So… Perhaps the idea of Grand Universal Structures being used to perceive Themselves with, is not as “outlandish” an idea as one might at first think… When one looks around in nature, we continually find self similar patterns/structures:
It has even been postulated that “many real world network systems obey a power-law scaling, just as if they were fractal shapes.”
Have you ever wonder why careful geologists always include a scale or reference when taking a picture of geologic interest? The reason is that, if they didn’t, the actual size or scale of the object pictured could not be determined. This is because most geoforms are self-similar, i.e. a fold 1 cm long looks quite the same as if it is 10 meters or 10 kilometers long. The same with most fault systems, layering, foliations, coastlines, topographic features, drainage patterns (like the one above), etc…
Self-similarity is a clue to the origin of many physical systems whose internal dynamics may be complex, in the sense that the system is at a critical state between chaos and order; a condition that has been called a self-organized critical state. A very readable account of Self-organized criticality is in the recent book by Per Bak, entitled “How Nature Works.”
For many years geologists have complained that classical math and physics are too simplistic in their representation of nature to be useful to the geologist. Now there are no more excuses for that kind of drivel. Fractal geometry, chaos theory and the science of complex systems do accurately represent many geosystems. Learning about fractals and chaos theory will considerably extend your understanding of geosystems and the workings of nature.
Even evolution is involved… Steve Jay Gould has this to say about fractals and evolution: “Finally, this pattern of long stasis, with change concentrated in rapid episodes that establish new equilibria, may be quite general at several scales of time and magnitude, forming a kind of fractal pattern in self-similarity” (Sc. American, Oct 1994).
And, as if to end this meditation on a high note… I would like to bring to the attention of the reader the following video, compiled by the late Sir Arthur C. Clarke, entitled “The Colors Of Infinity” which discusses the ideas of fractals in a novel light.
Again… I would like to bring to the reader’s attention my own intentions by writing this blog… It is not my aim to disclose a hidden meaning to life’s eternal flow.
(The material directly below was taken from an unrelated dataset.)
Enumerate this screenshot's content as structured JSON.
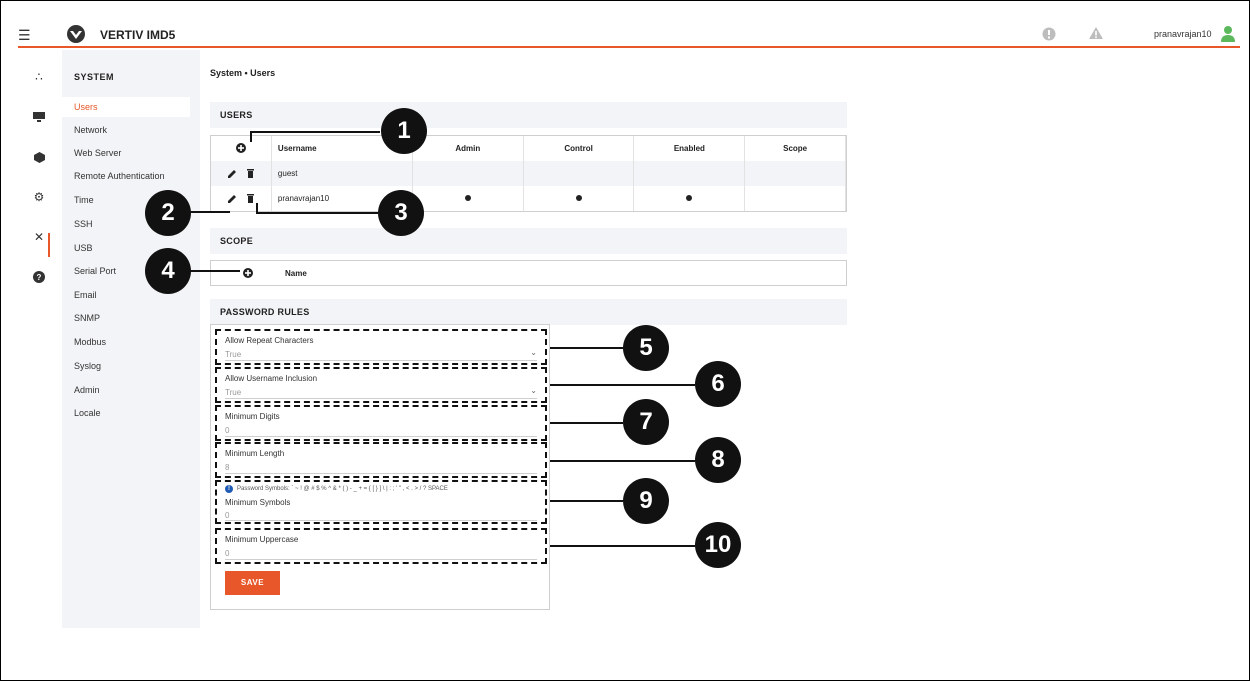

Neither is it to procure new scientific or religious standings. Nor is it my aim to put into disrepute current world views OR Religious ideals. Rather it is to ‘suggest’, using analogies recently disclosed through science, most of which have so far been reviewed within this Blog, new modes of possible understanding about ‘what’ We are and ‘why’ We came about in this Garden Of Eden that orbits around a bright furnace, one that, like all the others before it, forges all the known matter into what we are today.